Material for the task:
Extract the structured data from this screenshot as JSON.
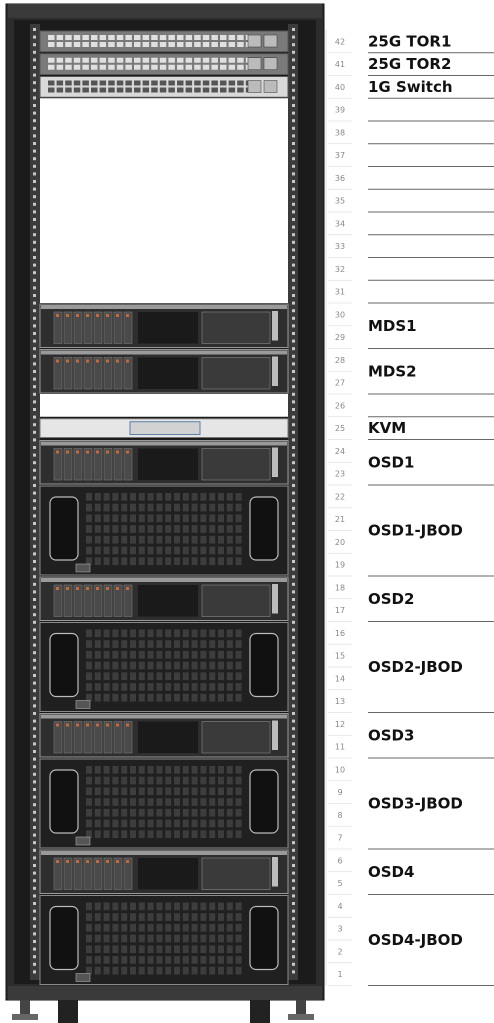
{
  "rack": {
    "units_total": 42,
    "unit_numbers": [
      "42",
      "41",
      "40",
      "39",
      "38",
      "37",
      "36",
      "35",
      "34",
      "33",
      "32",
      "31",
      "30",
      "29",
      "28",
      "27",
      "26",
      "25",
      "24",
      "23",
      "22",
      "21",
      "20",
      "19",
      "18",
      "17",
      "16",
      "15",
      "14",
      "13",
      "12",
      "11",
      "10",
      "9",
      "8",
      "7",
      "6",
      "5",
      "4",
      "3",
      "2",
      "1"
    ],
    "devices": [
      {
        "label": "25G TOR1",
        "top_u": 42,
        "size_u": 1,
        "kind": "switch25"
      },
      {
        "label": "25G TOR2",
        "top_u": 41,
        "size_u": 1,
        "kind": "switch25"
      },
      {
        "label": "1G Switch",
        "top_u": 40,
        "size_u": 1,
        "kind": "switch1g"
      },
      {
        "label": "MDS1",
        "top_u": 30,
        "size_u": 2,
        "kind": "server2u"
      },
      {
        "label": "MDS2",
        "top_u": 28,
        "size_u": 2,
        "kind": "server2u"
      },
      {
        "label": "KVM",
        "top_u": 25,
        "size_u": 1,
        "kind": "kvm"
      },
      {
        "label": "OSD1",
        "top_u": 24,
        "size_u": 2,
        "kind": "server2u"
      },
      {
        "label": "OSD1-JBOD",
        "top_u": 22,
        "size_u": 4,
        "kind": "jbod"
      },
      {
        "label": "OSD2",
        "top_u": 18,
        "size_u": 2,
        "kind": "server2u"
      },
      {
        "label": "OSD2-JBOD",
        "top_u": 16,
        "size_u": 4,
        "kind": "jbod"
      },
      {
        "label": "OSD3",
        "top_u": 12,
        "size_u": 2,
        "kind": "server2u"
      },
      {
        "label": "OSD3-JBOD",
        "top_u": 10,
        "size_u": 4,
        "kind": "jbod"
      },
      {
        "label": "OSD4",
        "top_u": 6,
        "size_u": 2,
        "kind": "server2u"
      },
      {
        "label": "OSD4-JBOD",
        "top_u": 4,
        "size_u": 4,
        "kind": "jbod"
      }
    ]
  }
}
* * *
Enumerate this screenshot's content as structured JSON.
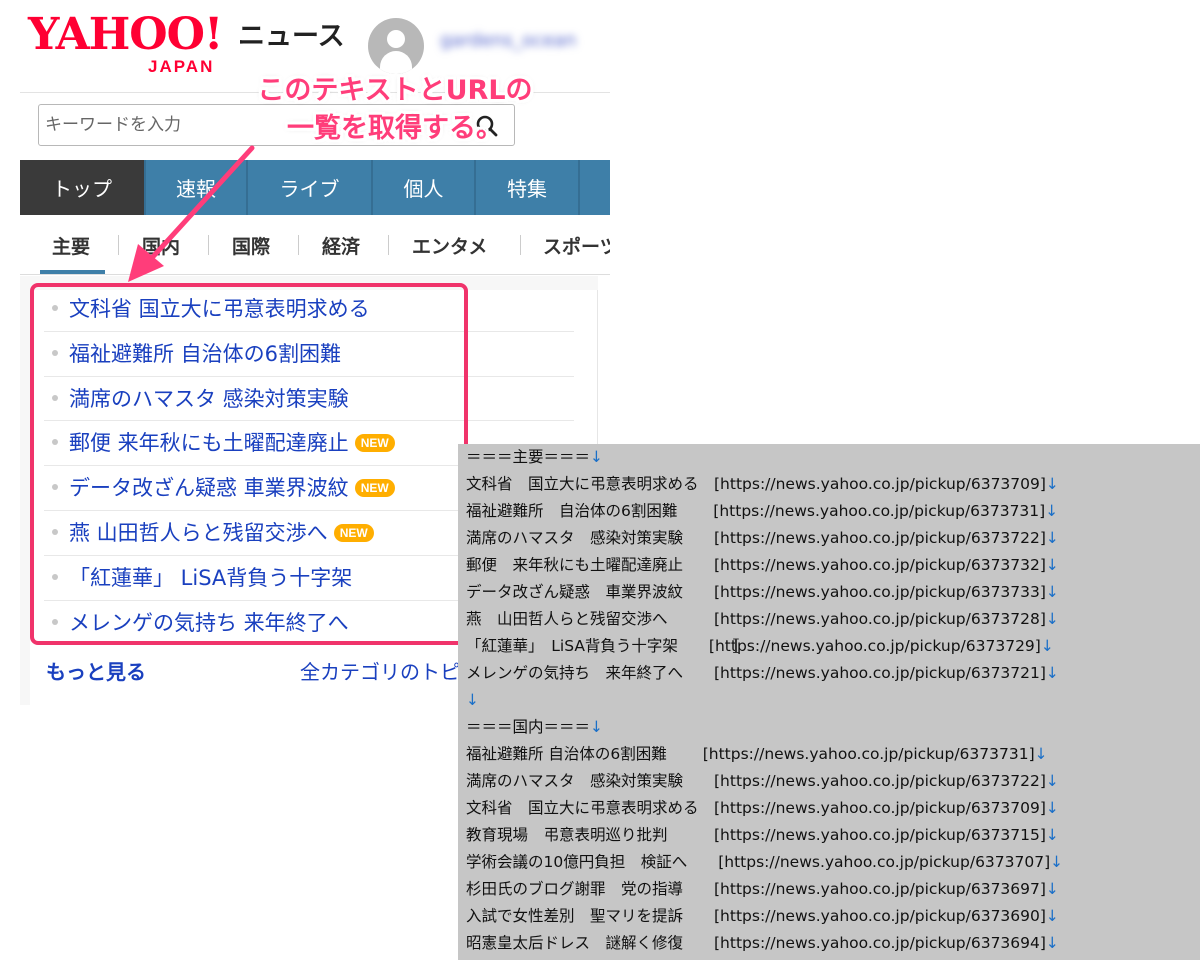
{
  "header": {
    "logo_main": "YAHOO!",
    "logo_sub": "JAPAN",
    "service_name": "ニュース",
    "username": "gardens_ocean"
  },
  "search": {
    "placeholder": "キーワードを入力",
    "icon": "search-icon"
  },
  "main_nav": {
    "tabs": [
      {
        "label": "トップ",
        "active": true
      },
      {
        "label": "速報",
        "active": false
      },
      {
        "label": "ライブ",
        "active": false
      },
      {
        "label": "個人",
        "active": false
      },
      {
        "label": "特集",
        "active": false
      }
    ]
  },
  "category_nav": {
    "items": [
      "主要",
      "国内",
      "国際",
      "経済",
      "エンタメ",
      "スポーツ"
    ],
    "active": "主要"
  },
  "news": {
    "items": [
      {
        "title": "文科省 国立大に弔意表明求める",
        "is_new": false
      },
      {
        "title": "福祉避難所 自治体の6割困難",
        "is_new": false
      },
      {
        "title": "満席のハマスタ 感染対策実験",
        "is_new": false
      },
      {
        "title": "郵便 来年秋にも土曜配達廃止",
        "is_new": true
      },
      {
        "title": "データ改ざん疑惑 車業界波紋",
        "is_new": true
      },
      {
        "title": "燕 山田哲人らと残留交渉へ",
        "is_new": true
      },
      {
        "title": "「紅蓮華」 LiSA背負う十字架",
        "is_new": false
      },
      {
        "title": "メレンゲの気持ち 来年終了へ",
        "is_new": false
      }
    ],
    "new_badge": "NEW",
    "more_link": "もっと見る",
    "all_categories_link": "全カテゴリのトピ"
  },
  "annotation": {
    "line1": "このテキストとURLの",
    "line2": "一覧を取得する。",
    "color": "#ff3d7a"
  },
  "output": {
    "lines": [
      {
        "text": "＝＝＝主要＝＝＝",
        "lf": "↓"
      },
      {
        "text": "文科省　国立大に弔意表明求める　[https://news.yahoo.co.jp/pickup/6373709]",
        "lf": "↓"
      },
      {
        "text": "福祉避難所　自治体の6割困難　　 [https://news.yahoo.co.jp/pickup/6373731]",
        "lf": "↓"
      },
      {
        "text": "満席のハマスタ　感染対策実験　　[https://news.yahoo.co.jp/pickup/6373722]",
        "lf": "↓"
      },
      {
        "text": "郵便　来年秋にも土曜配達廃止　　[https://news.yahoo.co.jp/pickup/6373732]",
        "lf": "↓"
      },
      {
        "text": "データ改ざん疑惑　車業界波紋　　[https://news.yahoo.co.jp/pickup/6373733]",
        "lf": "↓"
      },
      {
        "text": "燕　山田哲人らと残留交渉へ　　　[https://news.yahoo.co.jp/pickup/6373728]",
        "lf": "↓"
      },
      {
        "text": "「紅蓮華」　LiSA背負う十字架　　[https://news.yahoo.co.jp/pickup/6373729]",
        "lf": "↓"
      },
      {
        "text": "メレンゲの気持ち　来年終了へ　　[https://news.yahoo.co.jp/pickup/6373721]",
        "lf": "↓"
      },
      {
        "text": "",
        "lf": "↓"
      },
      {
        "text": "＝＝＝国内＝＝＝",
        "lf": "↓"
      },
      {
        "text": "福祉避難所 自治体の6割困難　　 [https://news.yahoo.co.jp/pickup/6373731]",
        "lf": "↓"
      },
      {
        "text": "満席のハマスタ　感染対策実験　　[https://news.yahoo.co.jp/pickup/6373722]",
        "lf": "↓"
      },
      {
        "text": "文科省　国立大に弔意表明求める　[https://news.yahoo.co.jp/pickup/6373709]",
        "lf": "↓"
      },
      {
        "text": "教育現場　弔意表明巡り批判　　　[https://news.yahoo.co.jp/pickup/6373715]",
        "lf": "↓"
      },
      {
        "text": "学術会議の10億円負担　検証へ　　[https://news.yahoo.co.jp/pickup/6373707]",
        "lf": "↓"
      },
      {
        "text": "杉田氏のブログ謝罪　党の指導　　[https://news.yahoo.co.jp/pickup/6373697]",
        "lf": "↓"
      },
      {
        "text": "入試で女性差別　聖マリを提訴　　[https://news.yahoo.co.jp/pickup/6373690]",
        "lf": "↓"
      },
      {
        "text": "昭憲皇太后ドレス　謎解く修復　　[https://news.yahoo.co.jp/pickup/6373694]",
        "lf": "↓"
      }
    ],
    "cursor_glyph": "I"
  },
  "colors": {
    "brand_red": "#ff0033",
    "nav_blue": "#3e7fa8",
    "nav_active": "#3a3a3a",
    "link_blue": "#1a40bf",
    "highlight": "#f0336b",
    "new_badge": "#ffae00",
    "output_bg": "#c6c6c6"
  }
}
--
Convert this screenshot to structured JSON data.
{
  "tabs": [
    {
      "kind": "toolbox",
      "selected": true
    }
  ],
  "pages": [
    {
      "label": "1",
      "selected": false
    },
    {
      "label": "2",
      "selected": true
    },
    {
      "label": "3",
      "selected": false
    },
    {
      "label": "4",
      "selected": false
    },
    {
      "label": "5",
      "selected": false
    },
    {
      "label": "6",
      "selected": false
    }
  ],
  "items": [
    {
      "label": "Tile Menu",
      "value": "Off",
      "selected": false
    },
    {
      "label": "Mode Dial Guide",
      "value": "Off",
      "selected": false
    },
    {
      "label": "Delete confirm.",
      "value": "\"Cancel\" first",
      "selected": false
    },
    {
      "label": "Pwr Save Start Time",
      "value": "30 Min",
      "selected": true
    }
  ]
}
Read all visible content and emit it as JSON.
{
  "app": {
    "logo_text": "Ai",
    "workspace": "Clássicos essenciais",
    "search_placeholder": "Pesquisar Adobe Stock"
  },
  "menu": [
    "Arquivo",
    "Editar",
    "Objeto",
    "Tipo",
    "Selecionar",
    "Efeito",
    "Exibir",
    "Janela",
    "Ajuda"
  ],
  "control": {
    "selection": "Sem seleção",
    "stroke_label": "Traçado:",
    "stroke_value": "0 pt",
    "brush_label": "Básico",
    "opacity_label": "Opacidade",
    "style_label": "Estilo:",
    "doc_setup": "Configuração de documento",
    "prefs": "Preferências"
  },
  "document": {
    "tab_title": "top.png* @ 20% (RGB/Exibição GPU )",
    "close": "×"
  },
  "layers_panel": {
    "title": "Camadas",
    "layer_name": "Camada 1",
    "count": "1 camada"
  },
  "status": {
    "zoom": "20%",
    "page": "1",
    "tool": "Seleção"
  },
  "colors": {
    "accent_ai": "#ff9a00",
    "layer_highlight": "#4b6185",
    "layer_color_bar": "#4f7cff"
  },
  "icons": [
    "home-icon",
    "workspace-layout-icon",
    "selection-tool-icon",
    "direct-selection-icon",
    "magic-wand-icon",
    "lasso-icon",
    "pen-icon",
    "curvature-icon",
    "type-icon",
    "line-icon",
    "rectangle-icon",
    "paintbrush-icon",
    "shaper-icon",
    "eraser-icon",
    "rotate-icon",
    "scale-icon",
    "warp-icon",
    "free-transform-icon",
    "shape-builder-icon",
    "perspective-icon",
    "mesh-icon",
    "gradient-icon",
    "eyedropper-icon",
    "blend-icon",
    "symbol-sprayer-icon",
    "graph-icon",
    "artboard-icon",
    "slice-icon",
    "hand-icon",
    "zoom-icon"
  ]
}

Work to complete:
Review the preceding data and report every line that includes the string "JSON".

Completed exercise:
Extract the structured data from this screenshot as JSON.
Enumerate this screenshot's content as structured JSON.
Convert this screenshot to structured JSON data.
Read all visible content and emit it as JSON.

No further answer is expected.